Goodrich once told me that he was too busy with his work to ever have kids of his own. He said he had committed himself to taking care of the world’s kids instead, especially the ones who needed him most. He added that “after a while, those special patients become kind of like your own kids.” That’s just how close he became with families, how intertwined their lives were. He would still get Christmas cards from families 30 years after they first met. He was not just their doctor, he was a part of their lives forever.
When Goodrich operated on Jadon and Anias McDonald, he was pushing 70, but had an incredible energy that fueled him to operate nonstop through the day and night. He inspired everyone around him, and after spending time with him I resolved to never again complain of fatigue in my own life.
This week, we lost the famed doctor, with his tufts of gray hair and beard, who was known for incredible skill with his hands, but also incredible empathy with his heart. We lost the doctor known for keeping in close touch with those patients he operated on, always remembering children’s birthdays and special milestones, ones he helped make possible. We lost the wanderlust brain surgeon who traveled the world consulting and operating wherever and whenever he was called. We lost the fighter who tackled what most had thought impossible.

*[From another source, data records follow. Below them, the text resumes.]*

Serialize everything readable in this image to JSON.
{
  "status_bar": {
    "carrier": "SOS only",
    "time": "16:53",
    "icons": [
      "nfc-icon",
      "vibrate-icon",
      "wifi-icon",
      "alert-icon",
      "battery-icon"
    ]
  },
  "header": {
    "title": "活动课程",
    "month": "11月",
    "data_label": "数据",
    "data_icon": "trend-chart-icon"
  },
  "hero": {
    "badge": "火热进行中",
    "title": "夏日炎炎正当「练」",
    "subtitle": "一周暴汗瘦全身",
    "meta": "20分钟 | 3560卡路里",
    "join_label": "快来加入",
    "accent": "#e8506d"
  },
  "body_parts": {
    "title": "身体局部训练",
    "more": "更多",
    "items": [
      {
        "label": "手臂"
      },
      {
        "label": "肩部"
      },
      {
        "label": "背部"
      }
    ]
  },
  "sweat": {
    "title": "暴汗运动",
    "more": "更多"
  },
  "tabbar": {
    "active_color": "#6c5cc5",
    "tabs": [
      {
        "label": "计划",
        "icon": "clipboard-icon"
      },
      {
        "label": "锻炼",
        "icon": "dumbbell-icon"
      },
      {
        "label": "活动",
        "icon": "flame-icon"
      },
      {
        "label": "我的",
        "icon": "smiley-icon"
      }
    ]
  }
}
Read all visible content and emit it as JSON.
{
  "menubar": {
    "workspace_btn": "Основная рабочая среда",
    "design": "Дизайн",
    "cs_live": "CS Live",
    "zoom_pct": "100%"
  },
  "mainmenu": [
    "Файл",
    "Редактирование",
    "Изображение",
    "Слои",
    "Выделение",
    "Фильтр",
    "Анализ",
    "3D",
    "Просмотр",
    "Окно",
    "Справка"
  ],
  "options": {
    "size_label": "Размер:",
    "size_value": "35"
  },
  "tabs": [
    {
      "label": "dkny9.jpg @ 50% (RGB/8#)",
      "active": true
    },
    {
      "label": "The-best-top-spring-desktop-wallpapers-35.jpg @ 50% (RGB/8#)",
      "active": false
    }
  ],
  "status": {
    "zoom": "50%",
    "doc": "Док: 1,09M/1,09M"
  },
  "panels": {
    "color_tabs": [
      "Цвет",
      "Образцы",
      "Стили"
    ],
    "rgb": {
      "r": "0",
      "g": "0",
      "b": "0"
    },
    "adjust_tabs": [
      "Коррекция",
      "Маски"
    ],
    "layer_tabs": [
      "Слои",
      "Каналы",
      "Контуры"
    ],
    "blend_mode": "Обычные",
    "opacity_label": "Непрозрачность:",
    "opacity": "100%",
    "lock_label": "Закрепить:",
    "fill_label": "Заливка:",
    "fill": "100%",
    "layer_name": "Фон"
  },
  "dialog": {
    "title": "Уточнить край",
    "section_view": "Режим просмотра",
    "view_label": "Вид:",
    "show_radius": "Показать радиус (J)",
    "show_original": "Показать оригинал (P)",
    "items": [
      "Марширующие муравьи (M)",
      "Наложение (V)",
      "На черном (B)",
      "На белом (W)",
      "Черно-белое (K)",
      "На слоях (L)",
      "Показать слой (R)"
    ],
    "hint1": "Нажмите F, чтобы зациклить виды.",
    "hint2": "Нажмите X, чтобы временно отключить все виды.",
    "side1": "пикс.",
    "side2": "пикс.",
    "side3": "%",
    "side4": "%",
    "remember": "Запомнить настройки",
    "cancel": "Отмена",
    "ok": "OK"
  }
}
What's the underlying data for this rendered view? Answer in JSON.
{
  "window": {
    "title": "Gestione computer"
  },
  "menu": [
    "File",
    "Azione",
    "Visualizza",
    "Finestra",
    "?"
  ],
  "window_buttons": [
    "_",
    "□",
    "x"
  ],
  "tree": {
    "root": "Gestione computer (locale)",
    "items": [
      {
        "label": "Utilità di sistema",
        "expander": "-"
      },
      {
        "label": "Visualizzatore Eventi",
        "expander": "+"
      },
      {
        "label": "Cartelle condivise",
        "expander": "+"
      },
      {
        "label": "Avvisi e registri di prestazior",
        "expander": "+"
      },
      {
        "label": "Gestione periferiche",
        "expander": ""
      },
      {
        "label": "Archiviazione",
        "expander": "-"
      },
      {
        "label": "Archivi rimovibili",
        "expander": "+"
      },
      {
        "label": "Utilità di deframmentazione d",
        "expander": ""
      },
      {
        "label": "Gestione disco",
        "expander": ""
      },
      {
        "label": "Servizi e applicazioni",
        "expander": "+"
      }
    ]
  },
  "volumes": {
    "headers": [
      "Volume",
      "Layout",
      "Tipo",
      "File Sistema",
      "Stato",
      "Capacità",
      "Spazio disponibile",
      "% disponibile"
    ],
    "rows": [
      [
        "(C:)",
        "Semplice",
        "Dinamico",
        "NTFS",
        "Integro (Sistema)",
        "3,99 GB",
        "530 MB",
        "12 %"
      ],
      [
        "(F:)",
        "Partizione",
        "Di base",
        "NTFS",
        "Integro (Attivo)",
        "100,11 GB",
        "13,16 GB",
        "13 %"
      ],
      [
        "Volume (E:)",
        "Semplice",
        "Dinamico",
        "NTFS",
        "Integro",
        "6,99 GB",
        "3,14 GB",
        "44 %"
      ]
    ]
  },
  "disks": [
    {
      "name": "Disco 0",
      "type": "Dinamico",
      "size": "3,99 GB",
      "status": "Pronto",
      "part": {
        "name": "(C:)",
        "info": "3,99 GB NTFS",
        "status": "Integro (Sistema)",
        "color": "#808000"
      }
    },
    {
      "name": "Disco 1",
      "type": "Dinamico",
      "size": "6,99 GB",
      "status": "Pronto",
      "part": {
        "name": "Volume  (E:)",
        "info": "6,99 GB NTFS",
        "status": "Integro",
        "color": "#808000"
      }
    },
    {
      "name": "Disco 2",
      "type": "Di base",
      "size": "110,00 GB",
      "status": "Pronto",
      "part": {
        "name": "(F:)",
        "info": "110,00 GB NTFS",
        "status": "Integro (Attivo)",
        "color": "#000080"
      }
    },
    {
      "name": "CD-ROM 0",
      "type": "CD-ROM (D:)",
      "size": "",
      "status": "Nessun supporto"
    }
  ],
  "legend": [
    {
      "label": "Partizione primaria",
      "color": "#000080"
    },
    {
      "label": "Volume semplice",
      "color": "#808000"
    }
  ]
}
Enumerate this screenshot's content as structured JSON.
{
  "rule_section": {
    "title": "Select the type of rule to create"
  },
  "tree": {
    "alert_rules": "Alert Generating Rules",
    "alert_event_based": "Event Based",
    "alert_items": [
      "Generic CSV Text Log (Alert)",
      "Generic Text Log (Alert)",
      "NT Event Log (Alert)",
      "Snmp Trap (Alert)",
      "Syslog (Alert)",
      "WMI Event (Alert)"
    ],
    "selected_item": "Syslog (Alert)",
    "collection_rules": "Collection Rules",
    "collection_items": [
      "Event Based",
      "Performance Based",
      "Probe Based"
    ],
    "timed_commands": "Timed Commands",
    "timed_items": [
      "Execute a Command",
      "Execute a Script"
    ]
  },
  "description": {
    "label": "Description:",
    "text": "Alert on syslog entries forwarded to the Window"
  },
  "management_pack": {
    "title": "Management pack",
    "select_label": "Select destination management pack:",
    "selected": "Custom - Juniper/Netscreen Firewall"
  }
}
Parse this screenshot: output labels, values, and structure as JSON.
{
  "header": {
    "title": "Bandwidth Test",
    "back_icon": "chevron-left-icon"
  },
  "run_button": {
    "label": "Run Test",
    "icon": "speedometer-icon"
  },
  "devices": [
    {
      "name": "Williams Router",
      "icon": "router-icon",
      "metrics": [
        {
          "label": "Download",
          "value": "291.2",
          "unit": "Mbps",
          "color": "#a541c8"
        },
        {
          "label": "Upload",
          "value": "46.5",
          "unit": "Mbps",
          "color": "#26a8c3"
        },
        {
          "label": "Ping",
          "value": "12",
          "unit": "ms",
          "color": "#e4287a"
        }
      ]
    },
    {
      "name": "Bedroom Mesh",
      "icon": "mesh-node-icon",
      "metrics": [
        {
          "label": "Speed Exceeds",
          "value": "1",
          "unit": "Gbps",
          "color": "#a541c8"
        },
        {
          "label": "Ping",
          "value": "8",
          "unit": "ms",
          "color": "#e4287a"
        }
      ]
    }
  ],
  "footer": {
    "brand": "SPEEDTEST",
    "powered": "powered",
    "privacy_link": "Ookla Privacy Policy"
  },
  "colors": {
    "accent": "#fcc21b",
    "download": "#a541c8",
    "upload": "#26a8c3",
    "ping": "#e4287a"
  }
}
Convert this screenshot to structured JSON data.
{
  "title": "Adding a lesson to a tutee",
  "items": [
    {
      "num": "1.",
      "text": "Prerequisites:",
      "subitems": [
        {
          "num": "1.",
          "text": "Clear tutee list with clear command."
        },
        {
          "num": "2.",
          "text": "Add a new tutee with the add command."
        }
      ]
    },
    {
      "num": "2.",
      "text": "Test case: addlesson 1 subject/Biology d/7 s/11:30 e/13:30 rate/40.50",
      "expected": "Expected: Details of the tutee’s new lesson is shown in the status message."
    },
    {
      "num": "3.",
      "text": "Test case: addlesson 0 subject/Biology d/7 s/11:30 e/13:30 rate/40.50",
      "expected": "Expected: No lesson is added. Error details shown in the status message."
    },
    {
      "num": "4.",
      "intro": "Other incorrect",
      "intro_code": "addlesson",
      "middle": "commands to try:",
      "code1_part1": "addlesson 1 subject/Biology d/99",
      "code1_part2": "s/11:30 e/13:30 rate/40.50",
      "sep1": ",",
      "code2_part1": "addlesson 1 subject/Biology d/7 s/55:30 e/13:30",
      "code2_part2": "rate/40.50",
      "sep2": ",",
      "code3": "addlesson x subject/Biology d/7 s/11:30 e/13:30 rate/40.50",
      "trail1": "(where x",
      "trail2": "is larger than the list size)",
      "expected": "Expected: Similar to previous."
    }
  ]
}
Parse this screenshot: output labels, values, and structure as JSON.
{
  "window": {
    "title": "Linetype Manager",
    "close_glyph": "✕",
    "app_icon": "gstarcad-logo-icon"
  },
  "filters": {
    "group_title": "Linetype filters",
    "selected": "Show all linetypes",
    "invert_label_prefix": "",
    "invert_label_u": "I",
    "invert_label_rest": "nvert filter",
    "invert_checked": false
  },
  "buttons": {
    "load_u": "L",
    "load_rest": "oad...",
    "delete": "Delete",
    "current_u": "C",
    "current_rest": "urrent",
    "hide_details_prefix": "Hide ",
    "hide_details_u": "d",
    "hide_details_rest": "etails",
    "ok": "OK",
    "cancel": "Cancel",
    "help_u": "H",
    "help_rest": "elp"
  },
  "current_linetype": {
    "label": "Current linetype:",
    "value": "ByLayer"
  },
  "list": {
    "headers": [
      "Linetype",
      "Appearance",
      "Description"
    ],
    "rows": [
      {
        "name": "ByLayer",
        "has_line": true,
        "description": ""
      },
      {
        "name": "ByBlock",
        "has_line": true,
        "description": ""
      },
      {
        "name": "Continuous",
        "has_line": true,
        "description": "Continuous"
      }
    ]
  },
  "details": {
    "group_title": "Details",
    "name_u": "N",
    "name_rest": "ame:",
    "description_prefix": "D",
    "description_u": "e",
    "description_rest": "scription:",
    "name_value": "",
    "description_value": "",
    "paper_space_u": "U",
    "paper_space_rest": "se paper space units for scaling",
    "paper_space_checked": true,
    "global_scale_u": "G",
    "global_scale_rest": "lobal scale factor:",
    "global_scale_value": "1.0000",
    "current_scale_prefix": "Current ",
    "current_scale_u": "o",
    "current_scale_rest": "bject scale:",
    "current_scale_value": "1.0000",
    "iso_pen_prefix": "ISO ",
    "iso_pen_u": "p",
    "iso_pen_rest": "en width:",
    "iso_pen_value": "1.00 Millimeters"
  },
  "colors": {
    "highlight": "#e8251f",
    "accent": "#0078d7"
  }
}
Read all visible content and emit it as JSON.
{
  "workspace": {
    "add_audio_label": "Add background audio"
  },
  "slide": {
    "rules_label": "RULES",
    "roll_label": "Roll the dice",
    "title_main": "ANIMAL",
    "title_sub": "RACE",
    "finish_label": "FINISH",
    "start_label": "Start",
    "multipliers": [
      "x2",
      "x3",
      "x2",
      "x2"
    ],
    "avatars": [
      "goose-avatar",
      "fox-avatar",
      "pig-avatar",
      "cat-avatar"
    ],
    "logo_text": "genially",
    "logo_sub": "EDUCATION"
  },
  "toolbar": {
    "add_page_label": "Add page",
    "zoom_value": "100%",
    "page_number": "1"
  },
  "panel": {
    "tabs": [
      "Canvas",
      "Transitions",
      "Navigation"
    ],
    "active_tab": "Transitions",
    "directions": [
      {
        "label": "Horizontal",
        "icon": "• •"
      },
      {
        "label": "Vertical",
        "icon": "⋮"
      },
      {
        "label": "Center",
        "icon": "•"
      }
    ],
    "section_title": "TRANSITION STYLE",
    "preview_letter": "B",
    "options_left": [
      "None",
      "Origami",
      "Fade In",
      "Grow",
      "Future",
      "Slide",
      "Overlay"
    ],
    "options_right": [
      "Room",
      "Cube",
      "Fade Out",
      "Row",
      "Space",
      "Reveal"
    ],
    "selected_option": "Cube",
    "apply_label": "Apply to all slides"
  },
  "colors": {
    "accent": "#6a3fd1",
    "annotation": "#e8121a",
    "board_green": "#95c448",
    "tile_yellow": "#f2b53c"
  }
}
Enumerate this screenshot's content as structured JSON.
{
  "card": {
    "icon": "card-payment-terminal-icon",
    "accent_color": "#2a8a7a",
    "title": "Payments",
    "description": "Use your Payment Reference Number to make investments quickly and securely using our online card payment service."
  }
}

“He fought with the ferocity from my family in a way that I will never ever forget. That I will forever appreciate. There will never be another James Goodrich. Not even close. He will never be met, let alone replaced in the world,” McDonald remembers.
Dr. Goodrich spent more than 30 years at Montefiore Einstein and was the director of the Division of Pediatric Neurosurgery at Montefiore and a professor of clinical neurological surgery, pediatrics, plastic and reconstructive surgery at Albert Einstein College of Medicine.
He is survived by his wife, Judy, and three sisters.
Dr. Goodrich was an incredible human being, and the world is a little less bright today without him.
While we knew the losses would come, they are no less painful when they do.